The Bottle Deposit Scandal

I find it hard to believe that Israelis are seriously discussing how much money Sara Netanyahu “stole” from the government’s coffers by pocketing bottle deposit redemptions. As I understand it, the official residence of the prime minister consumes a lot of bottled drinks, and the deposit money on those bottles may have amounted to as much as a shocking $6,000 over the course of Netanyahu’s latest stint in the office. Yet, the Netanyahus only compensated the state for a paltry $1,000.

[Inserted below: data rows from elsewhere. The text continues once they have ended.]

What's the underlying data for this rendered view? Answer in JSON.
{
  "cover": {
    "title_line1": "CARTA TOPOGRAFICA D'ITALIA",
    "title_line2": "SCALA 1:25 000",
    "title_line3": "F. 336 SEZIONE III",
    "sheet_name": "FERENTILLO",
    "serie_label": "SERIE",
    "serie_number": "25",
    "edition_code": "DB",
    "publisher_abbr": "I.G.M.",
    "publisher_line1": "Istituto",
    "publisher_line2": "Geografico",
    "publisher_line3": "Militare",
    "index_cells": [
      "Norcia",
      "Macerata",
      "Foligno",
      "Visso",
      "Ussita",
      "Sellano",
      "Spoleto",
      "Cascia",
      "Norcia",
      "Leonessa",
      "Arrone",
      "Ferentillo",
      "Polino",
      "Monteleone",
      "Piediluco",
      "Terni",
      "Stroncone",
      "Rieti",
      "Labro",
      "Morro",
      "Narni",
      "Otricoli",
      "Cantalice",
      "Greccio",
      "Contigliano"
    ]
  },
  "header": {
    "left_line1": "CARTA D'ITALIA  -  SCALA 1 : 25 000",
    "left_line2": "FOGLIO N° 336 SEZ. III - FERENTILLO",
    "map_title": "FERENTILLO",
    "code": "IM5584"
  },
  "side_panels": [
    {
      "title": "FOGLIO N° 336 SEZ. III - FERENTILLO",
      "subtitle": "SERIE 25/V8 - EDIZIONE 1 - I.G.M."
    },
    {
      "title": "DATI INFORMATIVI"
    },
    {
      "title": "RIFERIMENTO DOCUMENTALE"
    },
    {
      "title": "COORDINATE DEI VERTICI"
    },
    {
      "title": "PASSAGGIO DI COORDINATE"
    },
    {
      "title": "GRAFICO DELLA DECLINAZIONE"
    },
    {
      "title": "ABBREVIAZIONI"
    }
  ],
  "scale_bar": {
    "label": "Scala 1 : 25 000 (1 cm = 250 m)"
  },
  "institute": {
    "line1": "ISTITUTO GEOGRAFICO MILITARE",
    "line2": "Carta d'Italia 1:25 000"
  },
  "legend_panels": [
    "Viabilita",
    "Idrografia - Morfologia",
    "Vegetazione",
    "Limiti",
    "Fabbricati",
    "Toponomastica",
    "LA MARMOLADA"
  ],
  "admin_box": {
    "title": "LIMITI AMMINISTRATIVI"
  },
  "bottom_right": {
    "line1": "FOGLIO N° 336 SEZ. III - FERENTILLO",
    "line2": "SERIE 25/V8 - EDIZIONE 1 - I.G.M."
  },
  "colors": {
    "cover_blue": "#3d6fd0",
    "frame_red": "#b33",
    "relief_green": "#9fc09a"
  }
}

On the one hand, this is a story of a mistreated staffer who is suing over the many indignities he suffered while serving the Netanyahu family. Part of that was being forced to haul lots of recyclables around. And he had to turn the redemption money over to Sara, which isn’t how the accounting should have gone. Why was she so concerned about pocketing such an insubstantial amount of money? How does she treat the staff and what does that say about her husband?

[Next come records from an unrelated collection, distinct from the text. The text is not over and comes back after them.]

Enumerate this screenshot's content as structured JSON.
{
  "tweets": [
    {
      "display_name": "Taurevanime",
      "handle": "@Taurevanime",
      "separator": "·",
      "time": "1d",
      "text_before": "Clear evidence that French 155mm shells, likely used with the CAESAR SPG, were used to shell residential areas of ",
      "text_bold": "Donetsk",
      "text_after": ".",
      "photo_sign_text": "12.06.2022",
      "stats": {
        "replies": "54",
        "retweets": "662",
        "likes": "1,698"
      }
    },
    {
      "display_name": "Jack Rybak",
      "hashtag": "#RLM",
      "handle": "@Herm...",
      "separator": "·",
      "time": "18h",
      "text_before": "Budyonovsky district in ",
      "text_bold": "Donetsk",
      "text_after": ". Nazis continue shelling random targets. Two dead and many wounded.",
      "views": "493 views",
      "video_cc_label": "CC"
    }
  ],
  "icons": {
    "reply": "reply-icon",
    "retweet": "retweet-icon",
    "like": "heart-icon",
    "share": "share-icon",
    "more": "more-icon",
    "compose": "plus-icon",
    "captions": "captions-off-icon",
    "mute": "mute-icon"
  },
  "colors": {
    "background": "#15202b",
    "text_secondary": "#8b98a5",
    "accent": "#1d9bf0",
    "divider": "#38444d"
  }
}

On the other hand, we’re talking about, at most, $6,000 over many years. And, I mean, look at this:

Naftali claims that Benjamin Netanyahu was a witness to his wife’s frequent demands that the workers recycle the bottles — “including the bottles of Pellegrino water that he likes to drink” — and that he had to have been aware that the money from the redeemed deposits was being given to her and not to the state, and that the total amount was higher than the $1,000 that were repaid to Itzkovitz. According to Naftali, the guards from the Shin Bet’s VIP protection unit who surrounded the Netanyahus would be able to confirm the truth of his account to the police.

This is the pettiest bullshit, and it reminds me some of the dumbest attacks against the Clintons in the 1990’s. Yes, by all means, let’s have Israel’s equivalent of the Secret Service testify about how much Pellegrino the prime minister likes to drink.

And look at Haaretz:

The behavior of a senior public official’s spouse is usually the personal business of those concerned, and their privacy ought to be respected. But this rule should and even must be violated when the behavior in question affects the functioning of a public servant and reflects problematic norms of behavior, and all the more so when it raises suspicion of criminal activity.

The behavior of the prime minister’s wife, Sara Netanyahu, with regard to redeeming deposits on recycled bottles – as reported on Thursday by Amir Oren in Haaretz – should not be dismissed as a trifle.

The Prime Minister’s Office admitted that “the Netanyahu family” gave the state a personal check for 4,000 shekels ($1,019) to cover the bottle deposits from 2009 to 2013. If the term “family” includes Prime Minister Benjamin Netanyahu, then that means he, too, was a party to this prima facie crime.

I mean, are you fucking kidding me?

1 comment for “The Bottle Deposit Scandal

  1. Paul
    February 3, 2015 at 4:36 pm

    Hilarious!

Leave a Reply